You may not notice it at first, but especially if your writing is conversational, you’ll get fans writing back to emails that speak to them. When you reply, you’ll earn their loyalty.
But what if you don’t run a blog alongside your freelance writing business? How can you stay in touch with your email list then?
One good idea is to poll them to see what they want to learn from you.
You already have a hint—whatever promise you delivered on in the lead magnet they signed up for—so you can use that as a starting point.
For example, my lead magnet is five copywriting hacks to reduce bounce rates and increase conversions.
Using that as a foundation, I could poll my list members to see if they wanted more copywriting hacks, if their main problem was people bouncing or just never making any sales, or if they wanted advice on something a little more central to their business (such as pricing or their sales process). Then I could use that knowledge to write a series of emails that would send out automatically when someone signed up, allowing me to stay in touch with them for a number of days without ever manually doing the work more than one time.
“One of the things I’ve done with my blog readers is allow them the opportunity to be a part of the work I’m doing,” he says. “For example, I’ve got a piece I’m going to pitch to Entrepreneur. Instead of simply writing an article and sharing the piece with them later, I give them an opportunity to be a part of the process.”

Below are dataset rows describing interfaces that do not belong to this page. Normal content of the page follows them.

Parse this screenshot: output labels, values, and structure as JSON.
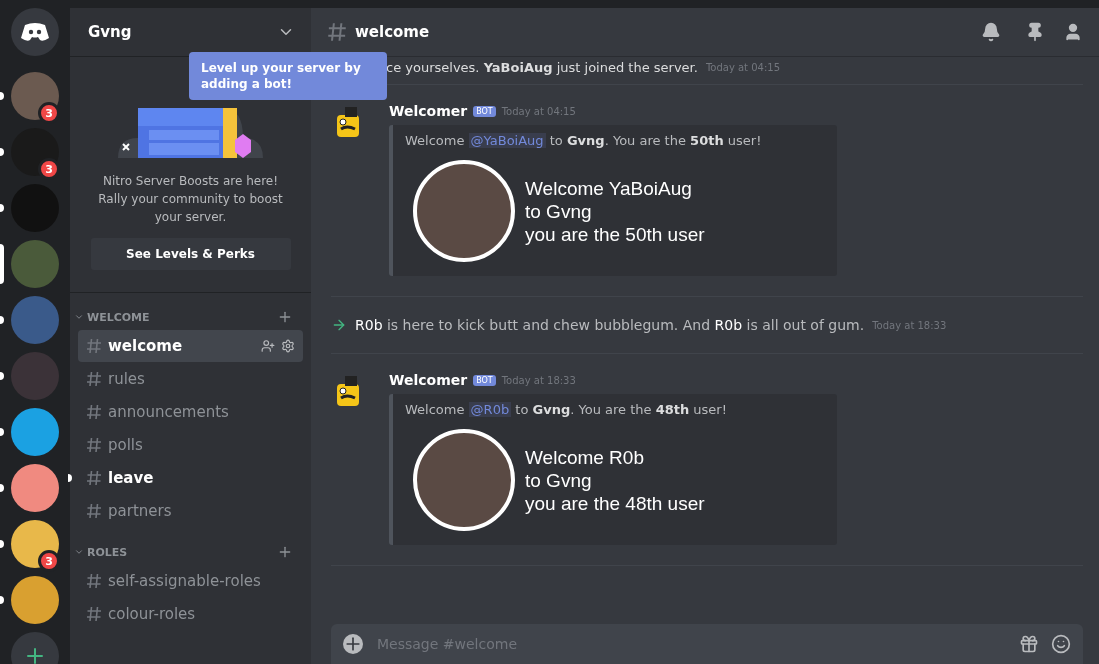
{
  "servers": [
    {
      "kind": "home",
      "selected": false,
      "unread": false
    },
    {
      "kind": "server",
      "selected": false,
      "unread": true,
      "badge": "3"
    },
    {
      "kind": "server",
      "selected": false,
      "unread": true,
      "badge": "3"
    },
    {
      "kind": "server",
      "selected": false,
      "unread": true
    },
    {
      "kind": "server",
      "selected": true
    },
    {
      "kind": "server",
      "selected": false,
      "unread": true
    },
    {
      "kind": "server",
      "selected": false,
      "unread": true
    },
    {
      "kind": "server",
      "selected": false,
      "unread": true
    },
    {
      "kind": "server",
      "selected": false,
      "unread": true
    },
    {
      "kind": "server",
      "selected": false,
      "unread": true,
      "badge": "3"
    },
    {
      "kind": "server",
      "selected": false,
      "unread": true
    },
    {
      "kind": "add",
      "selected": false,
      "unread": false
    }
  ],
  "guild": {
    "name": "Gvng",
    "tooltip": "Level up your server by adding a bot!",
    "boost_text": "Nitro Server Boosts are here! Rally your community to boost your server.",
    "boost_button": "See Levels & Perks"
  },
  "categories": [
    {
      "name": "WELCOME",
      "expanded": true,
      "channels": [
        {
          "name": "welcome",
          "selected": true,
          "unread": false
        },
        {
          "name": "rules",
          "selected": false,
          "unread": false
        },
        {
          "name": "announcements",
          "selected": false,
          "unread": false
        },
        {
          "name": "polls",
          "selected": false,
          "unread": false
        },
        {
          "name": "leave",
          "selected": false,
          "unread": true
        },
        {
          "name": "partners",
          "selected": false,
          "unread": false
        }
      ]
    },
    {
      "name": "ROLES",
      "expanded": true,
      "channels": [
        {
          "name": "self-assignable-roles",
          "selected": false,
          "unread": false
        },
        {
          "name": "colour-roles",
          "selected": false,
          "unread": false
        }
      ]
    }
  ],
  "header": {
    "channel": "welcome"
  },
  "messages": [
    {
      "kind": "partial",
      "text": "ce yourselves. **YaBoiAug** just joined the server.",
      "time": "Today at 04:15"
    },
    {
      "kind": "bot",
      "author": "Welcomer",
      "tag": "BOT",
      "time": "Today at 04:15",
      "embed_parts": [
        "Welcome ",
        "@YaBoiAug",
        " to **Gvng**. You are the **50th** user!"
      ],
      "card_lines": [
        "Welcome YaBoiAug",
        "to Gvng",
        "you are the 50th user"
      ]
    },
    {
      "kind": "join",
      "text": "**R0b** is here to kick butt and chew bubblegum. And **R0b** is all out of gum.",
      "time": "Today at 18:33"
    },
    {
      "kind": "bot",
      "author": "Welcomer",
      "tag": "BOT",
      "time": "Today at 18:33",
      "embed_parts": [
        "Welcome ",
        "@R0b",
        " to **Gvng**. You are the **48th** user!"
      ],
      "card_lines": [
        "Welcome R0b",
        "to Gvng",
        "you are the 48th user"
      ]
    }
  ],
  "composer": {
    "placeholder": "Message #welcome"
  }
}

By doing this, he ensures his readers are not only more interested in what he writes and the content he shares with them, but that they take ownership over it as if it were their own—sharing it more often and linking back to the piece from their own sites. (Not to mention the loyalty they’d feel toward him after he worked their information or advice into a piece published on a major media site.)
Before I figured out that all I had to do to keep my subscribers happy was to simply send out each new blog post I publish, the advice I read on having a good newsletter stressed me out.
A lot of people said I should write exclusive content just for newsletter subscribers as a way to keep them motivated to stay on my list. But if I did that, ‘d be doubling the amount of writing work I had to do for my list, and I wouldn’t be able to publish what I’d written anywhere else later on.
When I gave up the idea of running a perfect newsletter—and instead focused on personalization and regular engagement—managing my list became a lot easier for me.
What are some other ways you’ve used to stay in touch with people who sign up for your newsletter? Share your thoughts in the comments.